Meanwhile, corporate America was tapping Richard’s comedy talents to enhance the bottom line. He starred in commercial campaigns for Certs, Arby’s, and won a CLIO Award for his work as a writer/performer in a campaign for the Milk Association. In 1998, a Coca-Cola executive in Atlanta heard some of Richard’s routines on the radio and was inspired to create “Concession Stand-Up Comedy Starring Richard Jeni”, a series of short stand-up pieces that ran during the trailers on over 10,000 movie screens in 1998 and were seen by over 48 million people. Richard currently provides the voice for “Max”, the animated character who is the TV and radio spokesman for Office Max.
In 1997/98, Richard returned to HBO for his second comedy hour, “Richard Jeni: A Good Catholic Boy”. In it’s premiere outing, the show was the fifth highest rated cable program of the week and a non-stop comedy barrage that Entertainment Tonight said, “left the audience dazzled, breathless, and hungry for more”. With his fourth special, Richard was now firmly established at the top of his profession and had amassed a body of work that could be matched by only a tiny handful of his contemporaries – no small trick for a shy kid from Brooklyn.

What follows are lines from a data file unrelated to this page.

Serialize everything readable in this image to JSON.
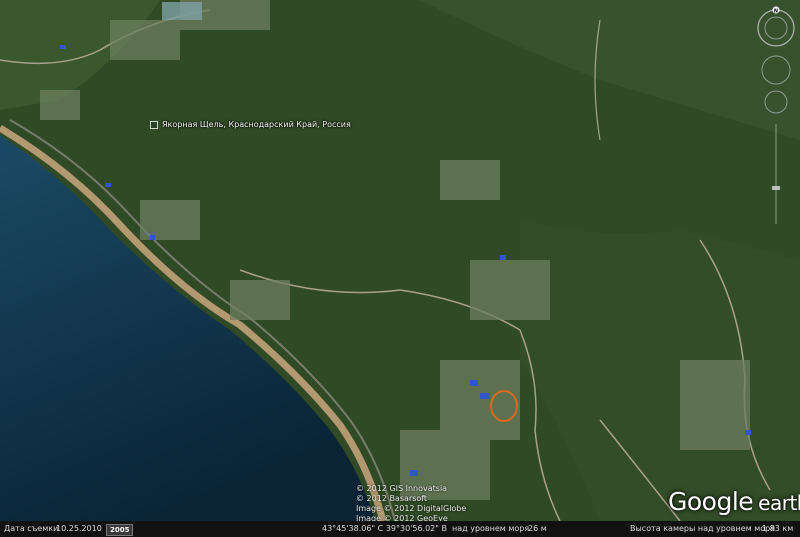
{
  "placemark": {
    "label": "Якорная Щель, Краснодарский Край, Россия"
  },
  "attribution": [
    "© 2012 GIS Innovatsia",
    "© 2012 Basarsoft",
    "Image © 2012 DigitalGlobe",
    "Image © 2012 GeoEye"
  ],
  "logo": {
    "google": "Google",
    "earth": "earth"
  },
  "status_bar": {
    "date_label": "Дата съемки",
    "date": "10.25.2010",
    "year": "2005",
    "coordinates": "43°45'38.06\" С  39°30'56.02\" В",
    "elevation_label": "над уровнем моря",
    "elevation": "26 м",
    "eye_label": "Высота камеры над уровнем моря",
    "eye_alt": "1.83 км"
  },
  "navigation": {
    "north": "N"
  },
  "colors": {
    "sea": "#0d2f45",
    "forest": "#2f4a25",
    "beach": "#c9a77f",
    "highlight_circle": "#d86a1c"
  }
}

Richard grew up in one of the thousands of Italian-American families in the tough lower middle-class neighborhood of Bensonhurst. “We had more Tony’s than Phantom of the Opera”, says Richard. Although the area is not known for show business, Richard points out with tongue-in-cheek pride, "I went to the High School that they show at the beginning of “Welcome Back Kotter”. I hung out in the disco they used in “Saturday Night Fever”. It was an interesting neighborhood and probably leads the country in guys with names like “Nicky the Squid Calamari”. In my neighborhood, “Goodfellas” was pretty much a home movie. Like most kids who never traveled anywhere, I had a myopic worldview that sheltered my psyche from some of the more brutal aspects of my environment. The fact that people were found murdered and dismembered within walking distance of my house on a regular basis was not particulary alarming because I assumed that the same thing must be going on in, say, Greenwich, CT – wherever the hell that was!" “As a kid I worshipped my father who was a big comedy fan and a collector of comedy albums. My interest in comedy began as an attempt to imitate his behavior in one of a string of futile attempts to bond with him. When he was at work I’d sneak out the comedy albums and sit there listening, enthralled. I imagined this special hideaway where people went to hear these dirty jokes. It was so naughty and raucous and best of all, forbidden – very appetizing to a kid – kind of like an X-rated treehouse. I was hooked.”